The New York Department of State released the Long Island South Shore Estuary Reserve water quality report on Wednesday, which identifies sources of pollution in eastern bays and takes a closer look at ways to improving the environmental health of local waters, a release said.

Nitrogen sources identified in the report include stormwater runoff, drainage or seepage — including seepage from septic systems and cesspools. Other sources include failing or inadequate on-site wastewater treatment systems discharging to the bays, the report says.

The report used widely accepted methods to estimate nitrogen sources in the water and provides a series of recommended steps to better understand and manage nitrogen loading.

The “Long Island South Shore Estuary Reserve Eastern Bays Project: Nitrogen Loading, Sources, and Management Options” report was completed in cooperation with Stony Brook University School of Marine and Atmospheric Sciences and is an important step in estimating the amount of nitrogen that causes water degradation to the South Shore of Long Island, officials said.

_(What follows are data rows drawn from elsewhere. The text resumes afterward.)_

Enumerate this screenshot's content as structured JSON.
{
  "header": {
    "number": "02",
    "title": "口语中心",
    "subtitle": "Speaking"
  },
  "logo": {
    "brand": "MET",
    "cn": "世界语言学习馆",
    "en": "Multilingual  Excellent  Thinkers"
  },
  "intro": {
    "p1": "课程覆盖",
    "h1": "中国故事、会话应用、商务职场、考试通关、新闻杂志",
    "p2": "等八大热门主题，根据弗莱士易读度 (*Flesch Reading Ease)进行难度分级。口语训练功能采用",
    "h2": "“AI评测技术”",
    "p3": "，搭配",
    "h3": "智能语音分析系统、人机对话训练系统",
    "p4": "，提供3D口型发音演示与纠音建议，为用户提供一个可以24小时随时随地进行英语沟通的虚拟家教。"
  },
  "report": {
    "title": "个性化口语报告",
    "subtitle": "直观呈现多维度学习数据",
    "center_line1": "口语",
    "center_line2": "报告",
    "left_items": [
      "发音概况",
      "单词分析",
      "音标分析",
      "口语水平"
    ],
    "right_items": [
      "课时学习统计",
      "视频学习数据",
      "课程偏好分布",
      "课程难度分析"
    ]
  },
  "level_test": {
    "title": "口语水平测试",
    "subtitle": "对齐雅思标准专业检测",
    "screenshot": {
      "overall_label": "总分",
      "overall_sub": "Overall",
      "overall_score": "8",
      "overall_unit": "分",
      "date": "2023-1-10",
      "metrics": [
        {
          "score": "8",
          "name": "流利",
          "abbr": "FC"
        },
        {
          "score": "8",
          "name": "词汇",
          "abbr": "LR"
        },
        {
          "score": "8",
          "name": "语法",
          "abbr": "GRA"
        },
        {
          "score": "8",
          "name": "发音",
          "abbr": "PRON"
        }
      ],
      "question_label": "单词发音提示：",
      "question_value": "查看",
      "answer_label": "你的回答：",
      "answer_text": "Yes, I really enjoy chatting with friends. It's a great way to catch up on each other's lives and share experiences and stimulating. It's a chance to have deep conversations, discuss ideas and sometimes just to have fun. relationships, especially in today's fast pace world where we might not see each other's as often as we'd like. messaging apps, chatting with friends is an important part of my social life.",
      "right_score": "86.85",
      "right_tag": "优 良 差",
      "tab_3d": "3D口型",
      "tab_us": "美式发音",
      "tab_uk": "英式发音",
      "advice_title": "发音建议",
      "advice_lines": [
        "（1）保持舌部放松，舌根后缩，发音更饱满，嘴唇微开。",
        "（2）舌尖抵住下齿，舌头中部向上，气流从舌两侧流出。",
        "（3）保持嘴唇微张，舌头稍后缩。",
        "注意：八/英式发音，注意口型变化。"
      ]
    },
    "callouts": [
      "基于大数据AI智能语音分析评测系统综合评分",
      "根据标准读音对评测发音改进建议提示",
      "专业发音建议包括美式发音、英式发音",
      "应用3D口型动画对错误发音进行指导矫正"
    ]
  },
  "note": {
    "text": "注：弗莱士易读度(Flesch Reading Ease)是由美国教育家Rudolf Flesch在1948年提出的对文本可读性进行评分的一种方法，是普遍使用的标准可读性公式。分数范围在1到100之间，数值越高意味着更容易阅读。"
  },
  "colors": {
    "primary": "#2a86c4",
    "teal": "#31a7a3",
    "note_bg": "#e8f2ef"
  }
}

“The state of our water quality is an extremely important matter that we have taken very seriously in Suffolk County during my administration,” Suffolk County Executive Steve Bellone said. "Not only do we drink the water that is beneath our feet, but our water is a significant factor that continues to affect our local economy, tourism, environment and overall quality of life in Suffolk County."

Last year, Bellone said, the Suffolk County Comprehensive Water Resources Management Plan "identified nitrogen as one of the leading culprits to the decline of our water and provided critical recommendations as how to best manage and protect the region’s water supply. We will continue to work with Governor Andrew Cuomo, New York State and our community leaders and experts to fully turn the tide and reclaim our water.”

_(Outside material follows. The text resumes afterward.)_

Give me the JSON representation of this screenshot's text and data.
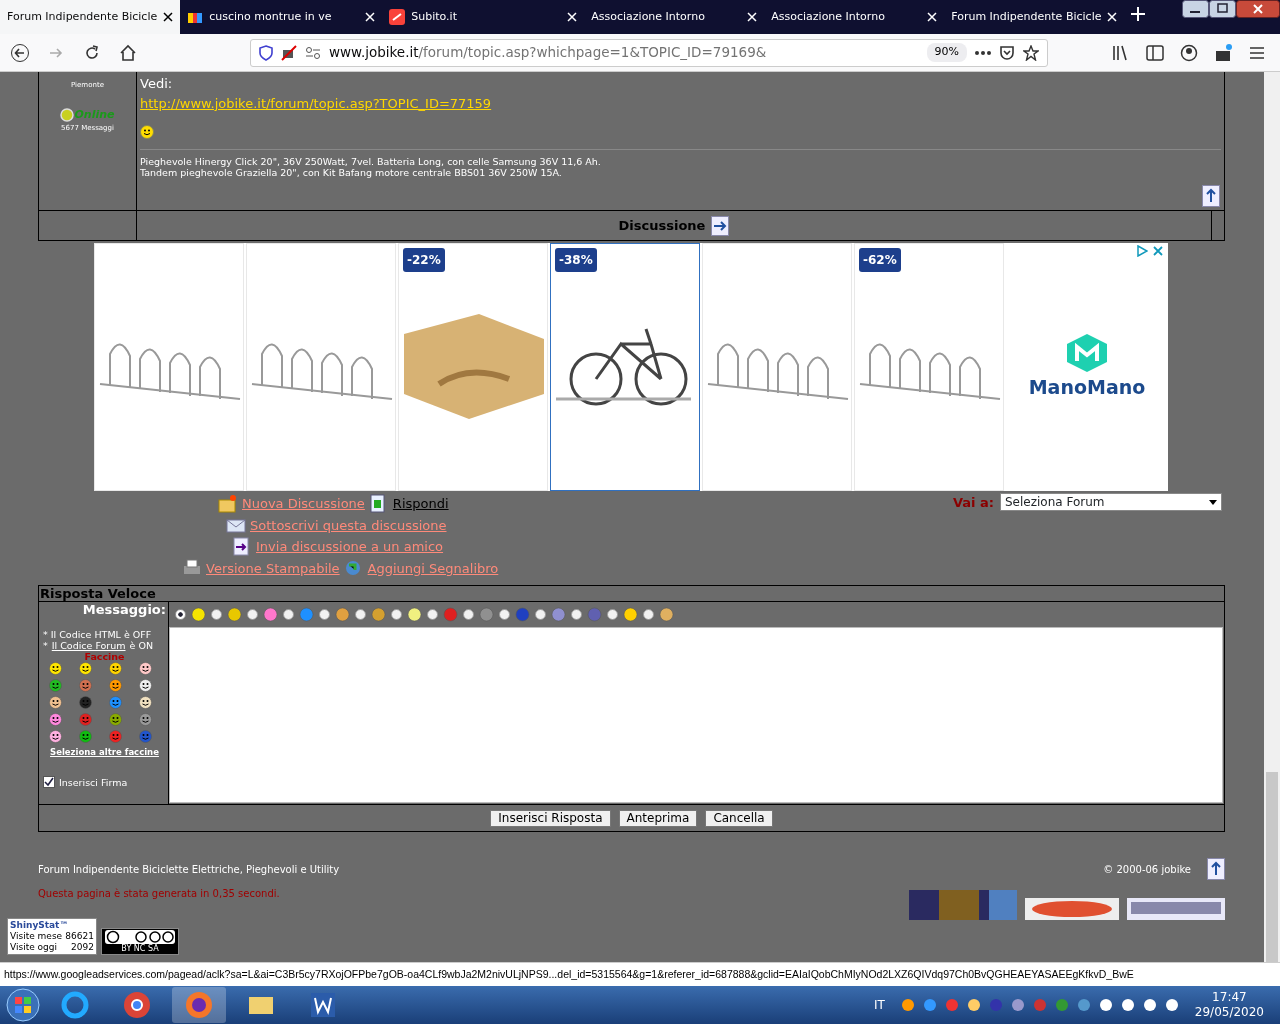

Others applauded the report as a critical tool moving forward. "As Suffolk County navigates through the Long Island Nitrogen Action Plan, this study should provide the basis for taking concrete, data-based managerial steps to improve water quality within the eastern extent of the South Shore Estuary Reserve," said Dr. Christopher Gobler of the Stony Brook University School of Marine and Atmospheric Sciences.

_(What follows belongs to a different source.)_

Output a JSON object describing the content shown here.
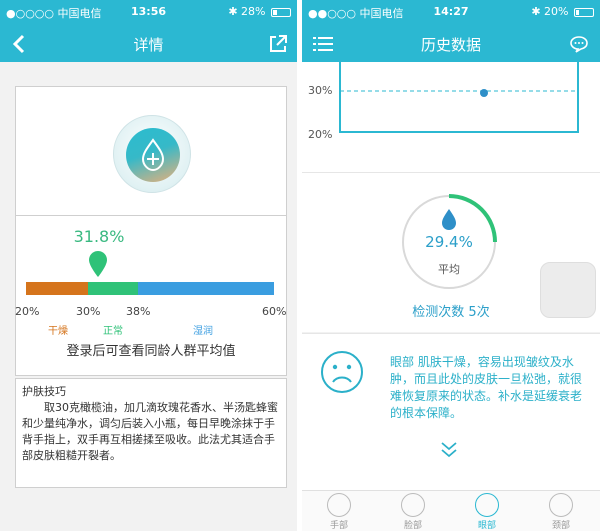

“The health of the water of the South Shore Estuary is the cornerstone of the region’s economy,” said New York Secretary of the State Rossana Rosado, who is also the Chair of the Estuary Reserve Council.

The report supports the Long Island Nitrogen Action Plan, already underway by the New York State Department of Environmental Conservation, Suffolk County, Nassau County and the Long Island Regional Planning Council, the release said.

“Once again science confirms wastewater from on-site septics and cesspools to be the major contributor to poor water quality in our bays,” said Adrienne Esposito, executive director, Citizens Campaign for the Environment. “This is more cutting edge science that identifies the imperative need for county, state, and local planning process to battle nitrogen, construct sewers around the Forge River, and establish a perpetual funding mechanism to pay for the solutions. This problem will not solve itself and will only get worse by inaction."


Excess nitrogen has led to an increase in algal blooms, a reduction in seagrass beds that provide habitat for shellfish and finfish and a host of other water quality impairments. The nitrogen pollution has also contributed to the decline of shellfish and commercial fishing on Long Island, the report said.

Nitrogen loading has also exacerbated rust tide events, Gobler said.

Management options identified in the report include refinement of nitrogen loading models to better identify study areas, the harvesting of seaweed for nitrogen removal, and the planting of hard clams and eastern oysters to facilitate implementation of the Long Island Nitrogen Action Plan.

Those avenues will help Suffolk County's efforts to identify suitable locations for innovative on-site wastewater treatment systems to reduce the amount of nitrogen reaching South Shore bays, the release said.

The report is available online here.